In case you want to extract all files except for one, then you can use a similar command as shown below:
unzip sampleZipFile.zip -x excludedFile.txt
Here the command will unzip all files except excludedFile.txt.
You can also prevent specific file types from getting extracted. One such example is as shown below:
unzip sampleZipFile.zip -x "*.png/*"
The above command will exclude all .png files from being extracted.
Using Unzip in Linux with Password Protected Files
A password protected .zip file can be decompressed using the -P option. A sample of such command is as shown below:
unzip -P Password sampleZipFile.zip
In the above command, Password will be the password for the .zip file.
Overriding Zip Files
When you unzip the same file again in the same location where the file was extracted, by default you will encounter a message asking whether you want to overwrite the current file, overwrite all files, skip extraction for the current file, skip extraction for all files or rename current file.
The options would be as shown below:
[y]es, [n]o, [A]ll, [N]one, [r]ename
You can override these files by using the -o options. One such example is as shown below:
unzip -o sampleZipFile.zip
Caution should be taken while executing this command since this will completely overwrite the existing copies. Any changes made in the earlier copy will be overwritten.
Using Linux Unzip Without Overwriting Files

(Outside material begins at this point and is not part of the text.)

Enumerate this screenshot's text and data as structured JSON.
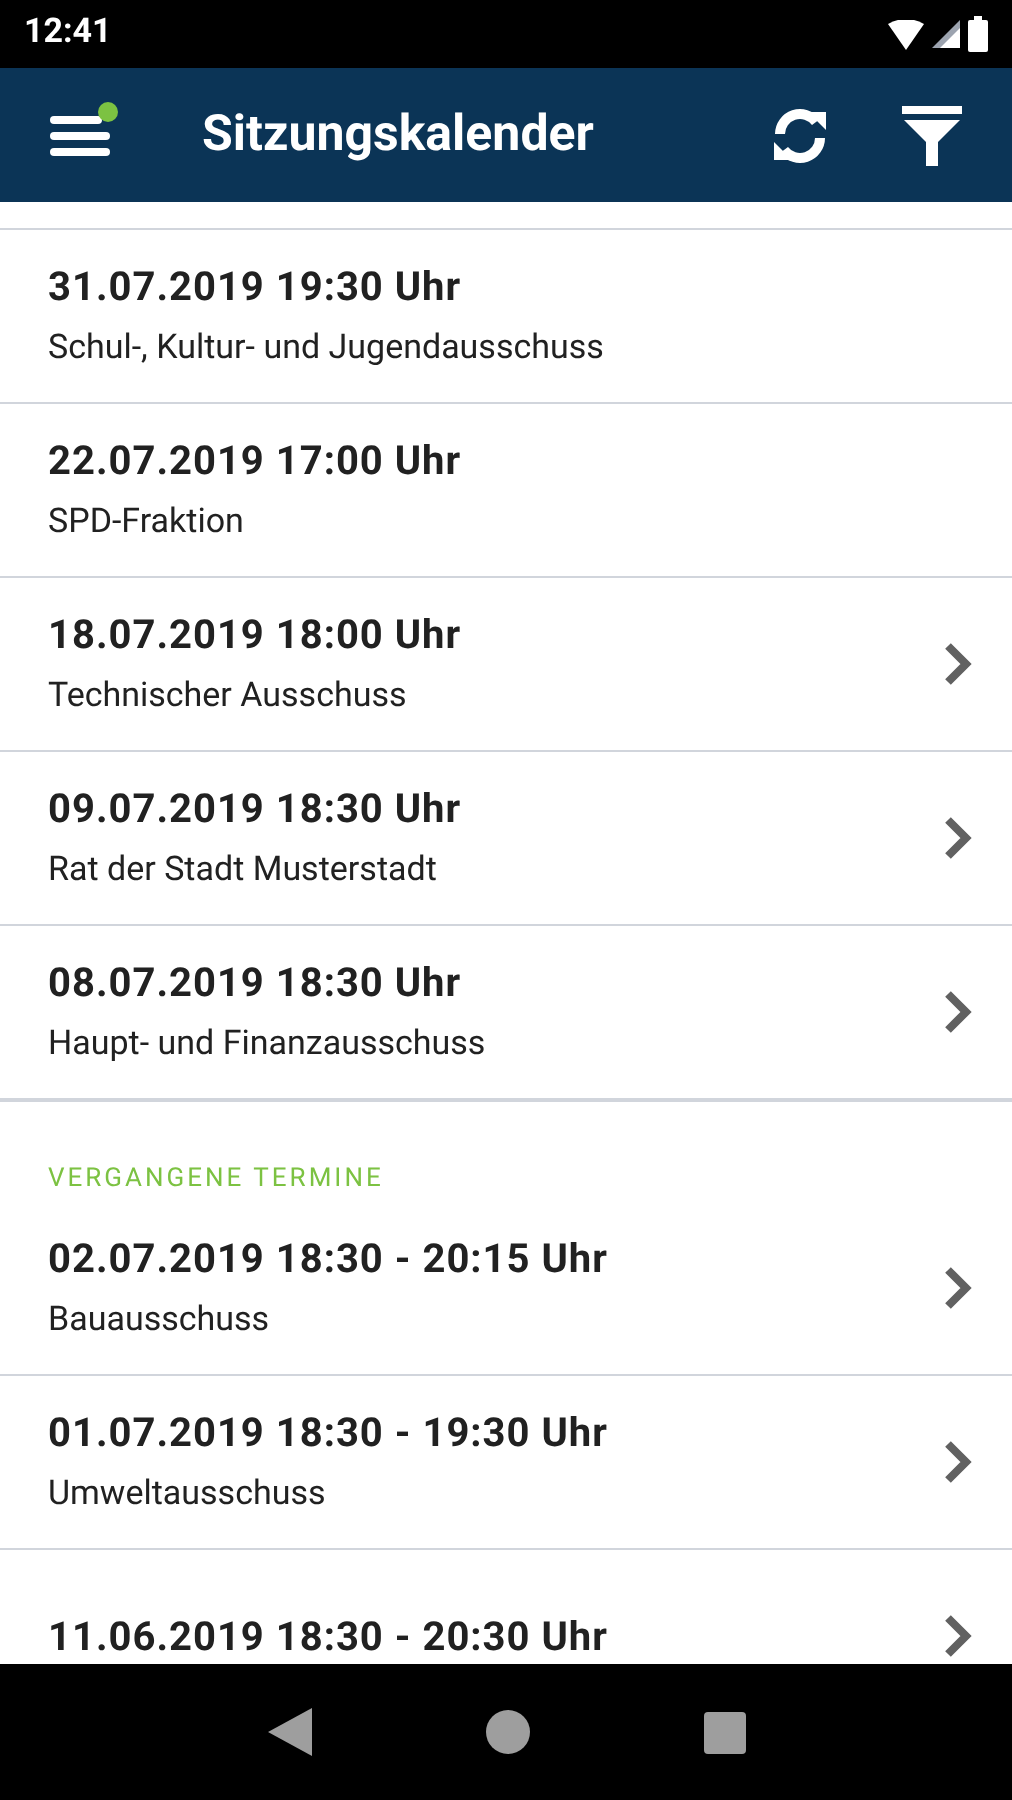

If you have unzipped a file and made some changes but you accidentally deleted a few files, then you can use this approach to restore it! Use the -n option to skip the extraction in case a file already exists. So effectively only files which do not exist will be extracted. An example of such a command is:
unzip -n sampleZipFile.zip
How to List the Content of a Zip in Linux
The -l option will list all the files within the .zip along with the timestamp and other basic details. An example of such command is:
unzip -l sampleZipFile.zip
That’s it, you’re introduced to all the essential functions of the zip and unzip Linux utilities. Start improving your file management right now!
Learn More Linux Commands for File Management
How to Remove Files and Directories
How to Create an Empty File
How to Locate a File
How to Compress a File with Tar Command
How to Change File Ownership with Chown Command
How to Change FIle Permissions with Chmod Command
How to Rename a File
How to Check File Type
How to Create a Symbolic Link (Symlink)